Valerio told the
Colorado Springs Gazette her resignation was not connected to the
investigation, and that "personal things" had divided the CSEA board,
prompting her decision.
5) Stick 'Em Up. In what will undoubtedly put a
crimp in the union's recruiting efforts, the Iowa State Education
Association (ISEA) executive board approved a new policy:
"Any time an employee is using an ISEA-owned vehicle
for business-related activity, the employee is strictly forbidden to
knowingly place, carry, or transport any type of dangerous weapon, or any
firearm rifle, shotgun, pistol, or revolver, whether loaded or unloaded, in
6) From the Oldest Profession to the Second Oldest?
The Oregon Senate passed a bill that would allow those convicted of
misdemeanor prostitution to become teachers in the state's public school
system. The "Second Chance Act" passed by a margin of 20-7 after an
amendment was added to place a five-year waiting period between the
conviction and the application for a teaching license. The bill has been
assigned to the Oregon House Education Committee, where it is expected to
meet some opposition.
In a completely unrelated story, three Oregon teachers
were arrested in a police sting for having
sex in broad daylight in a public park.
7) Disappearing Edu-Blogs? I don't want to
suggest a trend, but the "hiatus-ing" of the Los Angeles Times
School Me!, following so soon on the heels of the departure of Joe
The Chalkboard, and the loss of interest in edu-blogging at places like
Miami Herald, make me wonder if this is normal, or if there is
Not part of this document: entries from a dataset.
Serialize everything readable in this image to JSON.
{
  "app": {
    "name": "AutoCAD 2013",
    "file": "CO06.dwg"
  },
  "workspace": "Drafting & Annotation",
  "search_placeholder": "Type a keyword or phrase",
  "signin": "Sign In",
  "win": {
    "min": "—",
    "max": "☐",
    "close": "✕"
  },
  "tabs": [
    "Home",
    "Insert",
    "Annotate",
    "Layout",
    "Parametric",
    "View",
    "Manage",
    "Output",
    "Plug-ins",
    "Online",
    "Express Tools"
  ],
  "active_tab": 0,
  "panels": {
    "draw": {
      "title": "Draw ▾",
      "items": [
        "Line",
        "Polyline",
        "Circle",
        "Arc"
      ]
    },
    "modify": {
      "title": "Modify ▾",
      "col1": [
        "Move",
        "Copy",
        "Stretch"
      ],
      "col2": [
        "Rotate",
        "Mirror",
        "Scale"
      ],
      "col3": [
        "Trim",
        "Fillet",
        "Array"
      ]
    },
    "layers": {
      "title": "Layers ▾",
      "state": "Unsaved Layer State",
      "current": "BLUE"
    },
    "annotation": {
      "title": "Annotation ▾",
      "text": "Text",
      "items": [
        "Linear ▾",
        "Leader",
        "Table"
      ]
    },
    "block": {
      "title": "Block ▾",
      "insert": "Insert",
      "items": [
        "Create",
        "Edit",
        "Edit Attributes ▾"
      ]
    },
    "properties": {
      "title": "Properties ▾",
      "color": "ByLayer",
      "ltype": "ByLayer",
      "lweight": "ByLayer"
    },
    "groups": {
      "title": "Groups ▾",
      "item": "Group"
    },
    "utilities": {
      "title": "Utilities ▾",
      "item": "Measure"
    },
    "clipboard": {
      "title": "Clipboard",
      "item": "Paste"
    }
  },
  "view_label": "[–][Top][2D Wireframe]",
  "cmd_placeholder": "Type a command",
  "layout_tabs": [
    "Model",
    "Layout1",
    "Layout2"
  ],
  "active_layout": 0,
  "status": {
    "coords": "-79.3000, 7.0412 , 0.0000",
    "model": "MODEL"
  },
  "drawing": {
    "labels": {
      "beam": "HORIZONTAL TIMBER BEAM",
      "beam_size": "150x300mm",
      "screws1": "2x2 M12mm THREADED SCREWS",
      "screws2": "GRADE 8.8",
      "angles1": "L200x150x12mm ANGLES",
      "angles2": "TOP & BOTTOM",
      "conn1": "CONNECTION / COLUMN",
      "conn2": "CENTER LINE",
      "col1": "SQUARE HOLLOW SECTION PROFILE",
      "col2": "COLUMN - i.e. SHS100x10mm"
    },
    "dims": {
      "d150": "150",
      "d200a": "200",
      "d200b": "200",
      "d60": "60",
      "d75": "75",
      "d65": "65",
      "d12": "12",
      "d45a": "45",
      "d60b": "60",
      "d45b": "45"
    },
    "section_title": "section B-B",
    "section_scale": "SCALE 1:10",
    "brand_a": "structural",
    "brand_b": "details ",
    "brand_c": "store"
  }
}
something unique to education causing it.
There are always broad issues to debate, discuss and
report in education, but is it more difficult to maintain a news-driven blog
on the issue than it is for other topics? It seems you don't get too many
watercooler stories in education, and that's the kind of buzz needed to
sustain newspapers and blogs.
Maybe I'm reading too much into it. Thoughts?
8) Stewart Re-Elected President of Chicago Teachers
Union. Chicago Teachers Union President Marilyn Stewart won re-election
handily over challenger Deborah Lynch in a contest defined by differences
over the current contract.
Last week, Alexander Russo's
District 299 blog performed a great service by opening a forum to both
sides, resulting in 200 comments on the candidates and the union. Chicago
joins New York City and Detroit as large AFT urban locals with small, but
significant and vocal, minorities who question the union's direction.
9) Scheduling Note. The next EIA Communiqué
will appear on Tuesday, May 29.
10) Last Week's Intercepts.
Intercepts, covered these topics from May 14-21:
March of Time. NEA bemoans the "decline
of U.S. educational standards"… sixty years ago.
Doesn't Have to Be a Drag. It can be a musical.
for Fun: Friday Classics. "Who says I'm fair?"
Quote of the Week.
suspended with pay is not a vacation." – Dena Rosenkrantz, staff attorney
for the Virginia Education Association, discussing the case of local
affiliate president Joyce Tyree, who was suspended with pay for brandishing
a butcher knife in class last March. (May 17
Culpepper Star Exponent)